<<<<

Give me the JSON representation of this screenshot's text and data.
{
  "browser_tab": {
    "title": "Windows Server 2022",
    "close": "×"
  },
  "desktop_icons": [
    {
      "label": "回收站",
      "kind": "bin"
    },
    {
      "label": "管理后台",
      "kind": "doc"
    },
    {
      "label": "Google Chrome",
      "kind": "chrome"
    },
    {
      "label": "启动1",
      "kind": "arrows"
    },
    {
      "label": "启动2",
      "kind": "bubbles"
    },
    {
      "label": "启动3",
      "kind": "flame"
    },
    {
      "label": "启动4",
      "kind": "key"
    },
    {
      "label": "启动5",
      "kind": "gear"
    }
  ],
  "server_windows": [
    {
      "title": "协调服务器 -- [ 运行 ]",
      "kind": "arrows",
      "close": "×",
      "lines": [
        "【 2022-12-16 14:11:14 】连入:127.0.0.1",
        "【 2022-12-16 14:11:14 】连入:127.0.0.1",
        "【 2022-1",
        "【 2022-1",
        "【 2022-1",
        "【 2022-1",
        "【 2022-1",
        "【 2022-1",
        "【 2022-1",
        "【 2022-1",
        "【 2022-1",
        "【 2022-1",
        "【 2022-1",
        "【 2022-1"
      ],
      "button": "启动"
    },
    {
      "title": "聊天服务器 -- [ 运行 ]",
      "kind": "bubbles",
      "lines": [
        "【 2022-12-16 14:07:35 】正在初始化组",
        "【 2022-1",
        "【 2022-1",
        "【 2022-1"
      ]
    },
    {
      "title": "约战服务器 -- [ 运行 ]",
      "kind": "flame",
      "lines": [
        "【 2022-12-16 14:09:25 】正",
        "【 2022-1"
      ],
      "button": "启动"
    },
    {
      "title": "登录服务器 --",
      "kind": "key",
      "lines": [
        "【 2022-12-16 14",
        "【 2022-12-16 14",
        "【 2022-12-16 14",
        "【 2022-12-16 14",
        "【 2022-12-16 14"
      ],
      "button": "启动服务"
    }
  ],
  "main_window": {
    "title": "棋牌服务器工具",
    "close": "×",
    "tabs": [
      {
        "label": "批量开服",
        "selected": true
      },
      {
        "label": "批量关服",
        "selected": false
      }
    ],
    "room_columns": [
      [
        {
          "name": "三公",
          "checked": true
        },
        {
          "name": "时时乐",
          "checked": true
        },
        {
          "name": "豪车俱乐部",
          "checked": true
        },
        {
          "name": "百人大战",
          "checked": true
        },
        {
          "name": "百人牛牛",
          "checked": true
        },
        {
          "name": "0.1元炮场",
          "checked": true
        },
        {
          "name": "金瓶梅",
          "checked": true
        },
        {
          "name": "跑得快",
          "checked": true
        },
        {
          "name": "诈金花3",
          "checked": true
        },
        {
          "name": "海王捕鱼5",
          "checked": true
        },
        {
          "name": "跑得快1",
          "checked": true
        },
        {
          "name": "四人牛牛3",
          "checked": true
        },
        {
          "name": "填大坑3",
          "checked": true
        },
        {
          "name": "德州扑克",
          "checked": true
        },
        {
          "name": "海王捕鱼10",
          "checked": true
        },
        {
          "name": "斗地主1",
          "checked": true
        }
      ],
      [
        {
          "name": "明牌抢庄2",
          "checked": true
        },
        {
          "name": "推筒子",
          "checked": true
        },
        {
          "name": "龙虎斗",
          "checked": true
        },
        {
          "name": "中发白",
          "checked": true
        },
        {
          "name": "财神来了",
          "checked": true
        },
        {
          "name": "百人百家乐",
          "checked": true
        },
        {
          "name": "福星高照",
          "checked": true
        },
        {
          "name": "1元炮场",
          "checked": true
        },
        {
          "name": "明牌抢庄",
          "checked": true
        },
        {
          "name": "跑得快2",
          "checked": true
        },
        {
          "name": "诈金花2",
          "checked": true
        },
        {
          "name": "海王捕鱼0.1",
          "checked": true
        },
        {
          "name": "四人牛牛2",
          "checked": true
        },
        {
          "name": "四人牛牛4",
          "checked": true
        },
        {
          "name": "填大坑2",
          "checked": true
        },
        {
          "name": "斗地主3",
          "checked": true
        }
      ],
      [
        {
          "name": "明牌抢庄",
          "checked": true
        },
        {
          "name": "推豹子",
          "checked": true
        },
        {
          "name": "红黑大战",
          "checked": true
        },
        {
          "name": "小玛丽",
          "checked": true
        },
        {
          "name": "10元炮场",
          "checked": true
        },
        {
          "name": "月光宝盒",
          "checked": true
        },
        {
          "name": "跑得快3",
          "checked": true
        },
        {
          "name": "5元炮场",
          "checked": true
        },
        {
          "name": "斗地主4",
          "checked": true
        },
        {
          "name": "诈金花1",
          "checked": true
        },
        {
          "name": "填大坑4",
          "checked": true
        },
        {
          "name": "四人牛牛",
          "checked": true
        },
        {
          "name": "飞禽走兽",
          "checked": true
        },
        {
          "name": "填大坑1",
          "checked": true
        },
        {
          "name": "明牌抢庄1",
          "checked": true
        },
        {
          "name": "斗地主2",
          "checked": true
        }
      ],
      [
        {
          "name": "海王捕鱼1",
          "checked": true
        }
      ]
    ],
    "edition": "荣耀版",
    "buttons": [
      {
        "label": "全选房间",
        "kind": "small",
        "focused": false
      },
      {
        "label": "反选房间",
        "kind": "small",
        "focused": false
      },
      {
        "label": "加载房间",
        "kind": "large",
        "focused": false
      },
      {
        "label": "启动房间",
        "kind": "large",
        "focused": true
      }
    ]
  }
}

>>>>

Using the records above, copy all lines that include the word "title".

    "title": "Windows Server 2022",
      "title": "协调服务器 -- [ 运行 ]",
      "title": "聊天服务器 -- [ 运行 ]",
      "title": "约战服务器 -- [ 运行 ]",
      "title": "登录服务器 --",
    "title": "棋牌服务器工具",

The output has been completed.